What about the landscape, I hear you cry. Tell us more about the landscape through which you must surely be driving all those kilometres? We need more detail. We want to picture it in our mind’s eye, through your eloquent and well-observed metaphors and similes. Paint a picture for us so that we may feel part of your trip, your journey, your odyssey.
OK. It’s mostly green.
Seriously, I’ve been giving some thought to how the scenery might be described, how it differs from the UK, what makes it different, exciting, awe-inspiring, marvellous, classically French? And the truth is, I don’t think I know.
For the most part, we’ve kept off the autoroutes and used good-quality and well-signposted secondary routes, through rural areas, all of which have had a neatness and tidiness that you don’t seem to see in the UK. Farms, many of them arable, don’t seem to have the same amount of abandoned clutter, outmoded equipment and rusting, tumble-down barns. There’s plenty of cattle in the well-ordered fields but no sheep spotted yet (although a Boucherie in Vannes market had the most fantastic array of lamb, including the double-sided Barnsley chops, although I suspect they weren’t called that in this particular arrondissement – and no, we didn’t check the prices.)
We’ve also been staying at ‘France Passion’ sites – a very simple and quietly-word-of-mouth-marketed national network of rural facilities which offer free overnight parking specifically for Motorhomes. We’re therefore mostly off the beaten-track and although the sites couldn’t be truly described as picturesque, they are ‘real’ and provide an unembellished insight into rural France (which, so far, has indeed proved mostly green.) When we arrived last night after-hours at a site which included a Farm Shop, we were able to negotiate with our Host to open said shop and allow us to procure sausage, lettuce, cider, a bottle of very fine Muscadet (which is currently lubricating the author as he types), a bulb of garlic, butter (just patted into a vague shape and wrapped in greaseproof paper), tomatoes, potatoes and a jar of local apple sauce, most of which became a very palatable in-van supper as the quietening dusk fell around us.
In terms of the greater landscape of the North Western French coastal region, we did witness one striking feature as we left Camaret-Sur-Mer, to drive across country with an early-morning mist solidifying in the heather-swathed valleys.
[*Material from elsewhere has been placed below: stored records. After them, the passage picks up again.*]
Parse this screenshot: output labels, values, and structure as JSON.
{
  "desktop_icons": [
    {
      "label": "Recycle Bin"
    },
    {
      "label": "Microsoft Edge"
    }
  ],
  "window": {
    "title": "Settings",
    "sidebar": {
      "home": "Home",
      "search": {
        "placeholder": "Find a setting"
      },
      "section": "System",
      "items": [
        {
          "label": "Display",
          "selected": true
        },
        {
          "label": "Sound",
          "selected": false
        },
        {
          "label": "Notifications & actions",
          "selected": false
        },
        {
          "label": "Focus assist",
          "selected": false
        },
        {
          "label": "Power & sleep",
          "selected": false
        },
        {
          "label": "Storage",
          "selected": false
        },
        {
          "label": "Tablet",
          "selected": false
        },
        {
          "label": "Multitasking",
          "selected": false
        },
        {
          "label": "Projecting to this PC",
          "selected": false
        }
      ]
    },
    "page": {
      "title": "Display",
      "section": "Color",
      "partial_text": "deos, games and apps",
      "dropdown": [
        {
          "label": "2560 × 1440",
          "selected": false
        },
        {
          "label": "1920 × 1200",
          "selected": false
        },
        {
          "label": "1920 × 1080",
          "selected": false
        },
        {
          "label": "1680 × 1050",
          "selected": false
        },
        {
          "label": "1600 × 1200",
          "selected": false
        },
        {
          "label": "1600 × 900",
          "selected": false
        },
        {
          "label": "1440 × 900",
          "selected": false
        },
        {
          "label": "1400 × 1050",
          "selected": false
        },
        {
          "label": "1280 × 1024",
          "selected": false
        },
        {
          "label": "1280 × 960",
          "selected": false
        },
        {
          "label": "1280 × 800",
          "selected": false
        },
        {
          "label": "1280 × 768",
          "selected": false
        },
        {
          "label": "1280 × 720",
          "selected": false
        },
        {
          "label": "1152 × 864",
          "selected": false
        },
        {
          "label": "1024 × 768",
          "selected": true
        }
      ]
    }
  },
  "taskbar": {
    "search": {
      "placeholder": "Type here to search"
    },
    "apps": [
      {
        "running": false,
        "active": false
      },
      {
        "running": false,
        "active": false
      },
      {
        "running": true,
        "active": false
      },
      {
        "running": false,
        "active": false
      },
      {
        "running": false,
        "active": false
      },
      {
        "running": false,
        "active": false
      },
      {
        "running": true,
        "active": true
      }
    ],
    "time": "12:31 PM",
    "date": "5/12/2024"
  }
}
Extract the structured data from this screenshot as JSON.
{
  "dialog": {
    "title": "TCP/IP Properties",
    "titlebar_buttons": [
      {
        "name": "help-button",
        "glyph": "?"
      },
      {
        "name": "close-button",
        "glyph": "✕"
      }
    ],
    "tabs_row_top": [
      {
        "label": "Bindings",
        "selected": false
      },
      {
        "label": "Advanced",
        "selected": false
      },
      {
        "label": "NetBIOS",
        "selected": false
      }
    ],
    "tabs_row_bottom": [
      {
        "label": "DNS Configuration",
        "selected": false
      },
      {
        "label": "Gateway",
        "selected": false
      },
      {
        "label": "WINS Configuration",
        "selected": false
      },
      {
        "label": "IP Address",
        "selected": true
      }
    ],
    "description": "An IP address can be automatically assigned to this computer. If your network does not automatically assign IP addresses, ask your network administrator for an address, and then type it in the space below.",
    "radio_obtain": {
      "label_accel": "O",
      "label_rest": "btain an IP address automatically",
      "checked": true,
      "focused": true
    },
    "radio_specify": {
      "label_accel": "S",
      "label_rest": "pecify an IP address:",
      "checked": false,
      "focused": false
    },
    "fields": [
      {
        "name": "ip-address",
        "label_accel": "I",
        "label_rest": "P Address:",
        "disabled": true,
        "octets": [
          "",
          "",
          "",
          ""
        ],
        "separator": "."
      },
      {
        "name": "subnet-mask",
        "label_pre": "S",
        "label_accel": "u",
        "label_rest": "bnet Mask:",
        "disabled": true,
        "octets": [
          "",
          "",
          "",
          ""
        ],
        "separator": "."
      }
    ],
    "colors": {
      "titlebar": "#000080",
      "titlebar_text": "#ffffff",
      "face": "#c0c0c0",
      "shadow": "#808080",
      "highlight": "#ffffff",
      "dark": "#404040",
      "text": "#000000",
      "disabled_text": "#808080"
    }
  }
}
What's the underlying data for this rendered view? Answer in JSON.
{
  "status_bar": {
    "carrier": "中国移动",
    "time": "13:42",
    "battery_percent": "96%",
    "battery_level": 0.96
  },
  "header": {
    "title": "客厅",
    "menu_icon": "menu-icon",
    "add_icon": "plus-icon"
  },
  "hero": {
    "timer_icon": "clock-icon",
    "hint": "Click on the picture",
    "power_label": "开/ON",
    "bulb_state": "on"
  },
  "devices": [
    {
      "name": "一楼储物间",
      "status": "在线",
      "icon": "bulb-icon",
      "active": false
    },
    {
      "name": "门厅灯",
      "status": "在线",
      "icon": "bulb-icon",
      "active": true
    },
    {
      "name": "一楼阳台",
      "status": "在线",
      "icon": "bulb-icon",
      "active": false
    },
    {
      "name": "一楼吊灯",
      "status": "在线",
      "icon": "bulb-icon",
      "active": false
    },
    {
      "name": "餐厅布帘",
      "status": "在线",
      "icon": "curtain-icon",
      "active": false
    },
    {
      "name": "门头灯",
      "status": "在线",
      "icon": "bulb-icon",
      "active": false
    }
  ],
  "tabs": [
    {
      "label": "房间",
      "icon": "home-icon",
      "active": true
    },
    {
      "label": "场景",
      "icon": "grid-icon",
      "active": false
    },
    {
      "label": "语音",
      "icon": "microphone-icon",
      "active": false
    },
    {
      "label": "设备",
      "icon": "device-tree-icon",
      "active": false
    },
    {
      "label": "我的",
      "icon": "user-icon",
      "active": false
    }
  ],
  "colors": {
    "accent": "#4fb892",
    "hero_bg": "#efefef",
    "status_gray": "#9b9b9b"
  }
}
A high bank of heather and ferns at the side of the road was floodlit by the low-angled light of morning sunshine, illuminating a carefully curated gallery of spiders’ webs – literally hundreds of them, each about the size of a dinner-plate – arrayed in close proximity across a hundred metres of foliage, with each and every carefully woven silken strand exquisitely and delicately highlighted by myriad droplets of morning dew, mirroring the sun and providing the most breathtaking and accidental natural artwork.
The only other observation to offer is that the landscape is Impressionistic, reflecting the vivid juxtaposition of colours (OK, mainly differing shades of green) which dominated many of the semi-abstract Impressionist paintings we all know, admire and love – but can’t attribute to specific artists through a frustrating lack of in-depth knowledge of the subject. Suffice it to say that the landscape and its artistic representations feel somehow cyclical in that they continually inspire, inform and interpret each other. Does that make any sense? Must be bedtime.